Entrance to the Gold King Mine. (Credit: U.S. Environmental Protection Agency)
In August of 2015, the Gold King Mine in Colorado experienced a spill that released a plume of toxic waste into the Animas River. The Environmental Monitor covered the efforts led by researchers at New Mexico State University to gather baseline data before the plume passed their region.
Back then, the measurements were so new that scientists hadn’t yet had a chance to analyze them. But enough time has passed, including periods where scientists gathered data during and after the plume, that they are able to report some early findings.
Those are that the levels of heavy metals being monitored are within federal standards. Only when rainwater increases the river’s water levels do the metal levels increase briefly from leaching riverbank contamination. During and since the entire disaster, there has been no decrease in fish populations. And soil samples have not found heavy metals in farm fields.

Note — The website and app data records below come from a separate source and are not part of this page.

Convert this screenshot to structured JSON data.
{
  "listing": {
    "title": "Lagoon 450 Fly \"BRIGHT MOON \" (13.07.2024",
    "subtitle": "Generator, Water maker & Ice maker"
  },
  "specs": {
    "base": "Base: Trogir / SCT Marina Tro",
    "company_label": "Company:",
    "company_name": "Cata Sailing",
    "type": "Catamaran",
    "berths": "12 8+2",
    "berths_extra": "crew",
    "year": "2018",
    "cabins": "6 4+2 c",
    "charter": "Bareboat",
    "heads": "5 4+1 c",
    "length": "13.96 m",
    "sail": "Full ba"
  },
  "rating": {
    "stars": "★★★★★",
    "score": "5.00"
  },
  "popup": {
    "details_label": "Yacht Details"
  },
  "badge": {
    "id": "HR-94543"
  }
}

Top image: Entrance to the Gold King Mine. (Credit: U.S. Environmental Protection Agency)